A few cups of coffee to see if there is a plausible agreement zone by both conservative Democrats in vulnerable seats and Senators who liberals can trust as policy validaters are worth drinking.



Which Way The Wind Blows

Whether Donald Trump can be impeached depends on the Republicans. A few have said that firing James Comey was perhaps not a nice thing to do. They haven’t been particularly vehement about it, testing the water. Over the next few days (and rolling revelations), it’s worth watching what direction Republicans move. Most of those speaking out have left themselves room to say oh golly gee, I guess Donald Trump is an honorable man after all; I was mistaken. Events today are making that less likely, but it’s probably best not to be too optimistic.

Anyhow, we have something of a weathervane. If those who have already spoken out begin taking the sleazy road, that makes impeachment less likely.
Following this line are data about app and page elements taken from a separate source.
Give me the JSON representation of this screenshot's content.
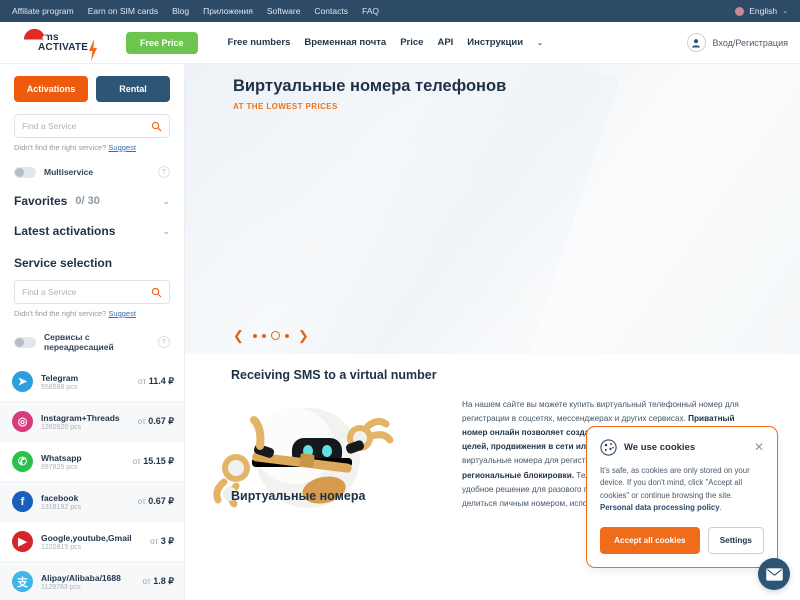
{
  "topbar": {
    "links": [
      "Affiliate program",
      "Earn on SIM cards",
      "Blog",
      "Приложения",
      "Software",
      "Contacts",
      "FAQ"
    ],
    "language": "English",
    "chevron": "⌄"
  },
  "header": {
    "logo_line1": "sms",
    "logo_line2": "ACTIVATE",
    "free_price": "Free Price",
    "nav": [
      "Free numbers",
      "Временная почта",
      "Price",
      "API",
      "Инструкции"
    ],
    "nav_chevron": "⌄",
    "login": "Вход/Регистрация"
  },
  "sidebar": {
    "tabs": [
      {
        "label": "Activations",
        "active": true
      },
      {
        "label": "Rental",
        "active": false
      }
    ],
    "search_top": {
      "placeholder": "Find a Service",
      "value": ""
    },
    "hint_text": "Didn't find the right service?",
    "hint_link": "Suggest",
    "multiservice_label": "Multiservice",
    "multiservice_help": "?",
    "favorites_label": "Favorites",
    "favorites_count": "0/ 30",
    "latest_label": "Latest activations",
    "service_selection_label": "Service selection",
    "search_bottom": {
      "placeholder": "Find a Service",
      "value": ""
    },
    "forwarding_label": "Сервисы с переадресацией",
    "forwarding_help": "?",
    "chevron": "⌄",
    "price_prefix": "от",
    "services": [
      {
        "name": "Telegram",
        "count": "558588 pcs",
        "price": "11.4 ₽",
        "color": "#2ba0dd",
        "glyph": "➤"
      },
      {
        "name": "Instagram+Threads",
        "count": "1260520 pcs",
        "price": "0.67 ₽",
        "color": "#d73b79",
        "glyph": "◎"
      },
      {
        "name": "Whatsapp",
        "count": "897825 pcs",
        "price": "15.15 ₽",
        "color": "#29c24a",
        "glyph": "✆"
      },
      {
        "name": "facebook",
        "count": "1318192 pcs",
        "price": "0.67 ₽",
        "color": "#1a5fbd",
        "glyph": "f"
      },
      {
        "name": "Google,youtube,Gmail",
        "count": "1220815 pcs",
        "price": "3 ₽",
        "color": "#d7252a",
        "glyph": "▶"
      },
      {
        "name": "Alipay/Alibaba/1688",
        "count": "1129763 pcs",
        "price": "1.8 ₽",
        "color": "#3fb5e8",
        "glyph": "支"
      }
    ]
  },
  "hero": {
    "title": "Виртуальные номера телефонов",
    "subtitle": "AT THE LOWEST PRICES",
    "prev": "❮",
    "next": "❯",
    "dots_total": 4,
    "dot_active_index": 2
  },
  "content": {
    "heading": "Receiving SMS to a virtual number",
    "paragraph_parts": [
      {
        "text": "На нашем сайте вы можете купить виртуальный телефонный номер для регистрации в соцсетях, мессенджерах и других сервисах. ",
        "bold": false
      },
      {
        "text": "Приватный номер онлайн позволяет создавать аккаунты для коммерческих целей, продвижения в сети или анонимного общения. ",
        "bold": true
      },
      {
        "text": "Мы предлагаем виртуальные номера для регистрации, которые помогают ",
        "bold": false
      },
      {
        "text": "обходить региональные блокировки. ",
        "bold": true
      },
      {
        "text": "Телефонный номер без SIM-карты — это удобное решение для разового получения кода. Если вы не хотите делиться личным номером, используйте номера SMS-Activate!",
        "bold": false
      }
    ],
    "bottom_heading": "Виртуальные номера"
  },
  "cookie": {
    "title": "We use cookies",
    "close": "✕",
    "body_prefix": "It's safe, as cookies are only stored on your device. If you don't mind, click \"Accept all cookies\" or continue browsing the site. ",
    "body_link": "Personal data processing policy",
    "body_suffix": ".",
    "accept_label": "Accept all cookies",
    "settings_label": "Settings"
  },
  "colors": {
    "accent_orange": "#ef6c1a",
    "dark_blue": "#2d5575",
    "green": "#6dc44f",
    "topbar_bg": "#2d4a66"
  }
}
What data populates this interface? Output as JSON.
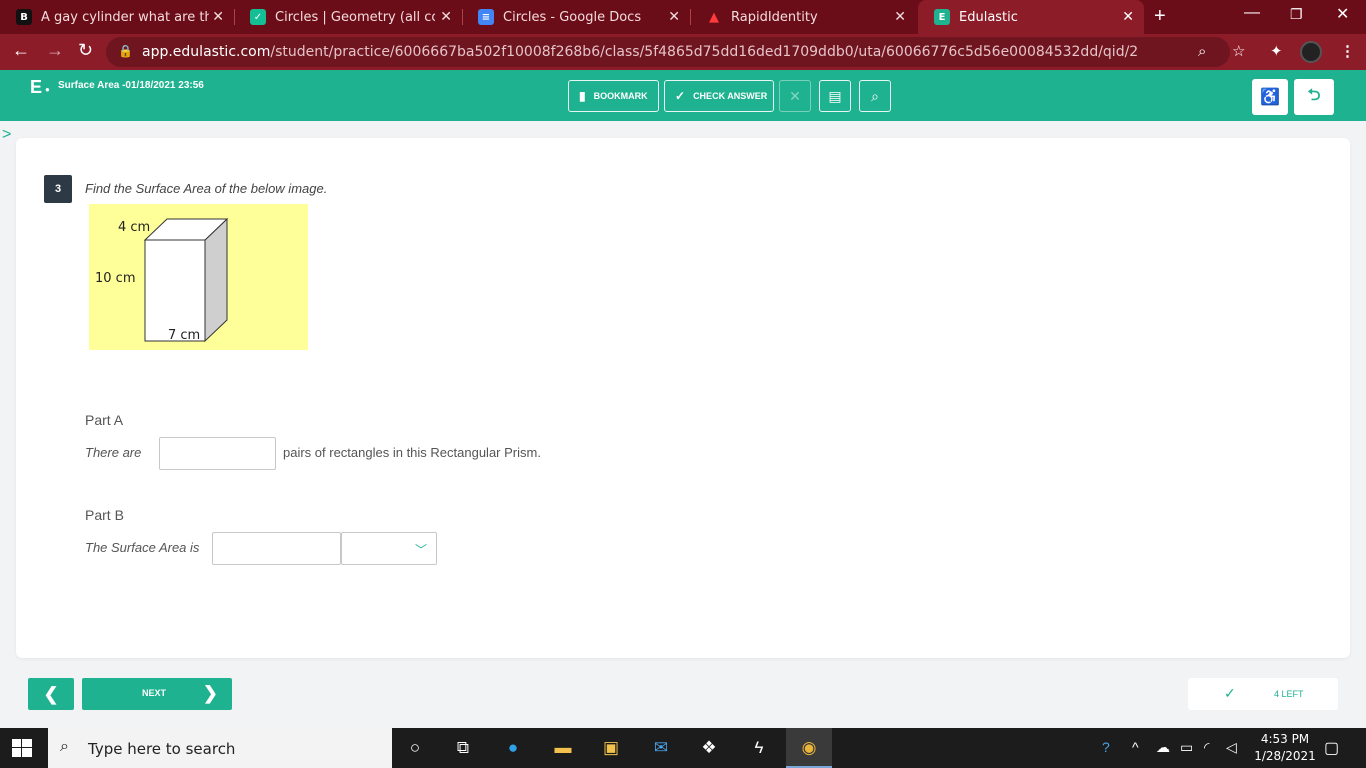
{
  "browser": {
    "tabs": [
      {
        "title": "A gay cylinder what are the var",
        "favicon": "B",
        "favicon_color": "#111111"
      },
      {
        "title": "Circles | Geometry (all content)",
        "favicon": "✓",
        "favicon_color": "#14bf96"
      },
      {
        "title": "Circles - Google Docs",
        "favicon": "≡",
        "favicon_color": "#4285f4"
      },
      {
        "title": "RapidIdentity",
        "favicon": "▲",
        "favicon_color": "#d11f26"
      },
      {
        "title": "Edulastic",
        "favicon": "E",
        "favicon_color": "#1fb290"
      }
    ],
    "url_host": "app.edulastic.com",
    "url_path": "/student/practice/6006667ba502f10008f268b6/class/5f4865d75dd16ded1709ddb0/uta/60066776c5d56e00084532dd/qid/2"
  },
  "app": {
    "logo": "E",
    "assignment_title": "Surface Area -01/18/2021 23:56",
    "toolbar": {
      "bookmark": "BOOKMARK",
      "check_answer": "CHECK ANSWER"
    },
    "accent_color": "#1fb290"
  },
  "question": {
    "number": "3",
    "prompt": "Find the Surface Area of the below image.",
    "figure": {
      "top_label": "4 cm",
      "side_label": "10 cm",
      "bottom_label": "7 cm"
    },
    "part_a": {
      "label": "Part A",
      "prefix": "There are",
      "value": "",
      "suffix": "pairs of rectangles in this Rectangular Prism."
    },
    "part_b": {
      "label": "Part B",
      "prefix": "The Surface Area is",
      "value": "",
      "unit_selected": ""
    }
  },
  "footer": {
    "next": "NEXT",
    "left_count": "4 LEFT"
  },
  "taskbar": {
    "search_placeholder": "Type here to search",
    "time": "4:53 PM",
    "date": "1/28/2021"
  }
}
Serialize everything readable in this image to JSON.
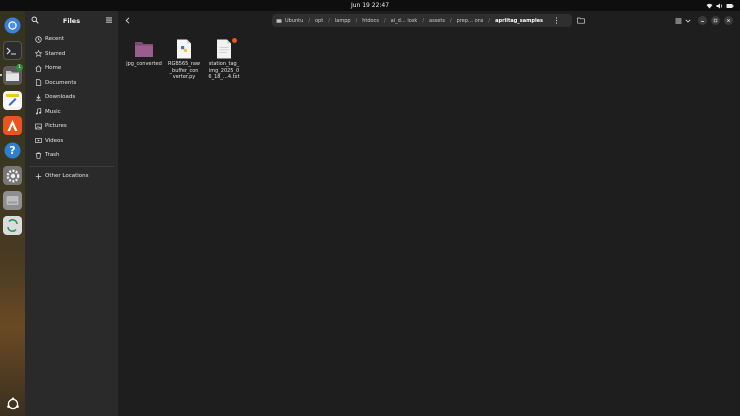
{
  "topbar": {
    "clock": "Jun 19  22:47"
  },
  "sidebar": {
    "title": "Files",
    "places": [
      {
        "label": "Recent",
        "icon": "clock-icon"
      },
      {
        "label": "Starred",
        "icon": "star-icon"
      },
      {
        "label": "Home",
        "icon": "home-icon"
      },
      {
        "label": "Documents",
        "icon": "document-icon"
      },
      {
        "label": "Downloads",
        "icon": "download-icon"
      },
      {
        "label": "Music",
        "icon": "music-icon"
      },
      {
        "label": "Pictures",
        "icon": "picture-icon"
      },
      {
        "label": "Videos",
        "icon": "video-icon"
      },
      {
        "label": "Trash",
        "icon": "trash-icon"
      }
    ],
    "other_locations": "Other Locations"
  },
  "path": {
    "crumbs": [
      "Ubuntu",
      "opt",
      "lampp",
      "htdocs",
      "ai_d… iosk",
      "assets",
      "prep… ons",
      "apriltag_samples"
    ]
  },
  "files": [
    {
      "name": "jpg_converted",
      "type": "folder"
    },
    {
      "name": "RGB565_raw_buffer_converter.py",
      "display": "RGB565_raw\n_buffer_con\nverter.py",
      "type": "python"
    },
    {
      "name": "station_tag_img_2025_06_18_…4.txt",
      "display": "station_tag_\nimg_2025_0\n6_18_…4.txt",
      "type": "text"
    }
  ],
  "dock": {
    "badge": "1",
    "apps": [
      "chromium-icon",
      "terminal-icon",
      "files-icon",
      "text-editor-icon",
      "app-center-icon",
      "help-icon",
      "settings-icon",
      "disk-icon",
      "trash-recycle-icon",
      "show-apps-icon"
    ]
  },
  "colors": {
    "folder": "#9b5c8e",
    "accent": "#e95420"
  }
}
If others begin to join them in criticizing the administration, things could get interesting.

Here’s my list. Do you have any more?

Justin Amash, MI3

Richard Burr, NC senator

Shelly Capito, WV senator

Barbara Comstock, VA10

Charlie Dent, PA15

Jeff Flake, AZ senator

James Lankford, OK senator

John McCain, AZ senator

Marco Rubio, FL senator

Ben Sasse, NE senator

Angus King of Maine has been making some noises, but he registers as an independent ETA and caucuses with the Democrats.